Chinese Demons with Charles Leung - April 11th, 2009
Charles Leung led a fascinating workshop on figures known in Chinese mythology as demons. Each of these well-known demons has a story to tell, which is often based on true history. Unlike the demons in Western culture, Chinese demons are not necessarily bad people.
Charles brought many of his own demons to look at and discuss with the workshop participants.
Charles left the many figures he discussed at the beginning of the workshop on a table to examine.
Charles Leung began by discussing the demon he had selected to paint. This demon was a real figure in his time, known to be a good judge.
The outline of the hat was the starting point.
Charles then added the ornamentation to the hat, which consisted of wire-like branches with leaves. This type of hat would only be worn by this particular figure.
For the beard, Charles Leung suggested to the workshop participants that they to use a dry brush and practice on other paper before painting the beard on the painting.
He then added the beard with the dry brush.
Several more strokes completed the beard and the outline of the face.
Charles then added the colour to the beard.
The colour of the face came next.
Charles Leung also added a red colour for the lips.
The hat was painted blue. In adding his colour, Charles also considered the direction of the light on the character so that one side would be darker.
After completing the hat, Charles Leung turned to the body.
The body included a large belt.
Since this demon was an official of the government, he wore a red gown.
The belt, though, would be coloured later.
And then it was our turn. But Charles Leung came around to help us out.
Charles returned to the front of the workshop room to paint another demon. In this painting, the demon releases his crane to go as he wishes.
Charles began with the head of the crane, drawing the outline in two strokes.
He then added the wings.
The rest of the body followed.
And then the colouring.
After the bird, came the man's face.
The outline of his raised arms added to the drama of the composition.
Charles Leung then started to fill in the gown.
Finally, the raised arms were added and the workshop participants returned to work on this second painting.

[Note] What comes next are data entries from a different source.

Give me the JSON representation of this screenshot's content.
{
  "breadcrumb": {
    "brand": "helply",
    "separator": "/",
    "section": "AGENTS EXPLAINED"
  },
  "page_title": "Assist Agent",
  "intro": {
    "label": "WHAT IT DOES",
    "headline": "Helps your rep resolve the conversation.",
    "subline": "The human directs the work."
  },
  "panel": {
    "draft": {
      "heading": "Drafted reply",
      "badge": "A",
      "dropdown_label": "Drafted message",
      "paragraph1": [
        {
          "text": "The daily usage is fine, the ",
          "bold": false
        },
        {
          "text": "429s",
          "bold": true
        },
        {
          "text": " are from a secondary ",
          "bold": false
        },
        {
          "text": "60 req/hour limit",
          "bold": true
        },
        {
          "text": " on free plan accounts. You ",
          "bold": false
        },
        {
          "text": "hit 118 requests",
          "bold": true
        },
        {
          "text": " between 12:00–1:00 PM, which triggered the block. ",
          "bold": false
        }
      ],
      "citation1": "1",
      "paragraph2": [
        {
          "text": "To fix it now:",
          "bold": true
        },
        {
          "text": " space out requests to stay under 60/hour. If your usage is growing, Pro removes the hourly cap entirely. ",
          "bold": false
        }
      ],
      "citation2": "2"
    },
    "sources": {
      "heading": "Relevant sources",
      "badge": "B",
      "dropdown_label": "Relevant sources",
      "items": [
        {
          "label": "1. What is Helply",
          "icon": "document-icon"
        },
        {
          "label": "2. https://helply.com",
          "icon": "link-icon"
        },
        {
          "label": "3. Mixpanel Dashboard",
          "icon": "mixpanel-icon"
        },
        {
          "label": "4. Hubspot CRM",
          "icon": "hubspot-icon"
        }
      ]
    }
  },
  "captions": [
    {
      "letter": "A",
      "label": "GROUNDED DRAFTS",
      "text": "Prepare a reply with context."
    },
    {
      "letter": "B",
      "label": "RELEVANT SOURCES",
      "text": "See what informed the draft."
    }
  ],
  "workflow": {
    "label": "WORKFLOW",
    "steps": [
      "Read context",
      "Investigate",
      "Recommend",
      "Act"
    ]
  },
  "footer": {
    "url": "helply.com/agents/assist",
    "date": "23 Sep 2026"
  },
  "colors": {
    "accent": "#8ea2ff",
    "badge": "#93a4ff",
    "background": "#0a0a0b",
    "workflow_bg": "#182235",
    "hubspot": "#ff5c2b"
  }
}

At the end of the workshop, everyone gathered for a picture.
It was then time for us to start working on our own Canadian demons at home.